(Stored dataset items)
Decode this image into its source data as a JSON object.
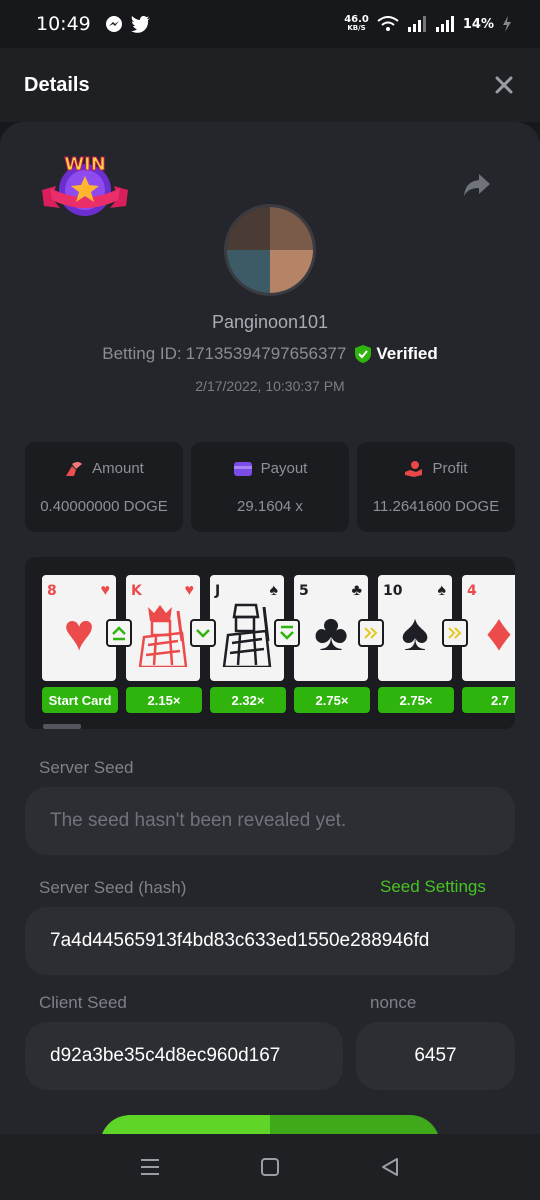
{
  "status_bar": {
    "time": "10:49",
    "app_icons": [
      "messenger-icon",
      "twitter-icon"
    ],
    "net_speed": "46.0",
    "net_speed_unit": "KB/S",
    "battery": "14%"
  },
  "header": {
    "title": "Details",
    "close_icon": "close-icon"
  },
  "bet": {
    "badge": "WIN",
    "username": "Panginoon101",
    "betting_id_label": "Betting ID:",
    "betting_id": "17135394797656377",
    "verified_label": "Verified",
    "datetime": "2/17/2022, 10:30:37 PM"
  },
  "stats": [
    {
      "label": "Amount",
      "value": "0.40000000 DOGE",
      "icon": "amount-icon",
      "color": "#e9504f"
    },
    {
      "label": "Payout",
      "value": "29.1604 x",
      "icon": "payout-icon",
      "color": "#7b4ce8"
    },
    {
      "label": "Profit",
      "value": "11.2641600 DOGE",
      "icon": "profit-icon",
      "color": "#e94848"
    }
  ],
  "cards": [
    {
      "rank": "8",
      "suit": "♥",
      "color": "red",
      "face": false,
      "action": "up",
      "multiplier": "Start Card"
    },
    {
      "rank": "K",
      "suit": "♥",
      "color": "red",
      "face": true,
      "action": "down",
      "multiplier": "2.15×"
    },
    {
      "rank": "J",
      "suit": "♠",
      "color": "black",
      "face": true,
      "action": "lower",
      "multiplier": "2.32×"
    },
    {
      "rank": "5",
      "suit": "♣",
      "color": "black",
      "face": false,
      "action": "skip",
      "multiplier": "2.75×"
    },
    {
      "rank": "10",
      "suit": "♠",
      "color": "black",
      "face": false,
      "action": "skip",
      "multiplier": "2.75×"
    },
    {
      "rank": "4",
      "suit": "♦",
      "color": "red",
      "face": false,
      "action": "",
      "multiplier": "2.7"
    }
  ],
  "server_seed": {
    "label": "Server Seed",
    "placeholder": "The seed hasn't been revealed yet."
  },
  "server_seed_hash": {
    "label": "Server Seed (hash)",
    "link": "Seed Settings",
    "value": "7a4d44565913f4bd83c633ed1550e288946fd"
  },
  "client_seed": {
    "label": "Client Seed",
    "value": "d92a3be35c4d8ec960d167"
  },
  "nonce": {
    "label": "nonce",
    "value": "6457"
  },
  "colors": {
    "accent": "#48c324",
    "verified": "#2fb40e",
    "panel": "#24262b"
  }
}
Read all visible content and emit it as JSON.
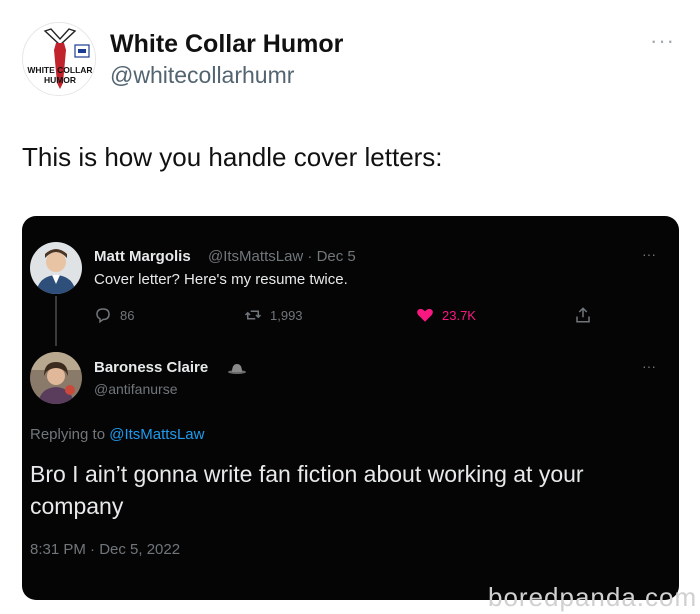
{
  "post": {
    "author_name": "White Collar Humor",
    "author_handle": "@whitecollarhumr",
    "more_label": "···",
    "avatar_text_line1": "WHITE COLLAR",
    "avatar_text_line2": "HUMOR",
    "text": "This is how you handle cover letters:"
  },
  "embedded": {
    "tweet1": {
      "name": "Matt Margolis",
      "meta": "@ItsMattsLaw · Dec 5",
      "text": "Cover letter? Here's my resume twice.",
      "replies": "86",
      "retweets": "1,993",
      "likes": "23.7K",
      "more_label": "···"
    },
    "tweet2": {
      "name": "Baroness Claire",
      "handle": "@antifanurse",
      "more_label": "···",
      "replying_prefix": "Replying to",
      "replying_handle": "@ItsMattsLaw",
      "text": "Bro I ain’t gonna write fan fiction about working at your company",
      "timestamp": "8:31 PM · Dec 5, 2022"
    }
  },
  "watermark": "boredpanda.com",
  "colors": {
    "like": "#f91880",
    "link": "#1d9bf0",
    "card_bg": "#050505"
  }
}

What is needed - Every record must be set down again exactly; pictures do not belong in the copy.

Answer -
Decode this image into its source data as a JSON object.
{
  "status_bar": {
    "time": "10:49",
    "app_icons": [
      "messenger-icon",
      "twitter-icon"
    ],
    "net_speed": "46.0",
    "net_speed_unit": "KB/S",
    "battery": "14%"
  },
  "header": {
    "title": "Details",
    "close_icon": "close-icon"
  },
  "bet": {
    "badge": "WIN",
    "username": "Panginoon101",
    "betting_id_label": "Betting ID:",
    "betting_id": "17135394797656377",
    "verified_label": "Verified",
    "datetime": "2/17/2022, 10:30:37 PM"
  },
  "stats": [
    {
      "label": "Amount",
      "value": "0.40000000 DOGE",
      "icon": "amount-icon",
      "color": "#e9504f"
    },
    {
      "label": "Payout",
      "value": "29.1604 x",
      "icon": "payout-icon",
      "color": "#7b4ce8"
    },
    {
      "label": "Profit",
      "value": "11.2641600 DOGE",
      "icon": "profit-icon",
      "color": "#e94848"
    }
  ],
  "cards": [
    {
      "rank": "8",
      "suit": "♥",
      "color": "red",
      "face": false,
      "action": "up",
      "multiplier": "Start Card"
    },
    {
      "rank": "K",
      "suit": "♥",
      "color": "red",
      "face": true,
      "action": "down",
      "multiplier": "2.15×"
    },
    {
      "rank": "J",
      "suit": "♠",
      "color": "black",
      "face": true,
      "action": "lower",
      "multiplier": "2.32×"
    },
    {
      "rank": "5",
      "suit": "♣",
      "color": "black",
      "face": false,
      "action": "skip",
      "multiplier": "2.75×"
    },
    {
      "rank": "10",
      "suit": "♠",
      "color": "black",
      "face": false,
      "action": "skip",
      "multiplier": "2.75×"
    },
    {
      "rank": "4",
      "suit": "♦",
      "color": "red",
      "face": false,
      "action": "",
      "multiplier": "2.7"
    }
  ],
  "server_seed": {
    "label": "Server Seed",
    "placeholder": "The seed hasn't been revealed yet."
  },
  "server_seed_hash": {
    "label": "Server Seed (hash)",
    "link": "Seed Settings",
    "value": "7a4d44565913f4bd83c633ed1550e288946fd"
  },
  "client_seed": {
    "label": "Client Seed",
    "value": "d92a3be35c4d8ec960d167"
  },
  "nonce": {
    "label": "nonce",
    "value": "6457"
  },
  "colors": {
    "accent": "#48c324",
    "verified": "#2fb40e",
    "panel": "#24262b"
  }
}
Read all visible content and emit it as JSON.
{
  "post": {
    "author_name": "White Collar Humor",
    "author_handle": "@whitecollarhumr",
    "more_label": "···",
    "avatar_text_line1": "WHITE COLLAR",
    "avatar_text_line2": "HUMOR",
    "text": "This is how you handle cover letters:"
  },
  "embedded": {
    "tweet1": {
      "name": "Matt Margolis",
      "meta": "@ItsMattsLaw · Dec 5",
      "text": "Cover letter? Here's my resume twice.",
      "replies": "86",
      "retweets": "1,993",
      "likes": "23.7K",
      "more_label": "···"
    },
    "tweet2": {
      "name": "Baroness Claire",
      "handle": "@antifanurse",
      "more_label": "···",
      "replying_prefix": "Replying to",
      "replying_handle": "@ItsMattsLaw",
      "text": "Bro I ain’t gonna write fan fiction about working at your company",
      "timestamp": "8:31 PM · Dec 5, 2022"
    }
  },
  "watermark": "boredpanda.com",
  "colors": {
    "like": "#f91880",
    "link": "#1d9bf0",
    "card_bg": "#050505"
  }
}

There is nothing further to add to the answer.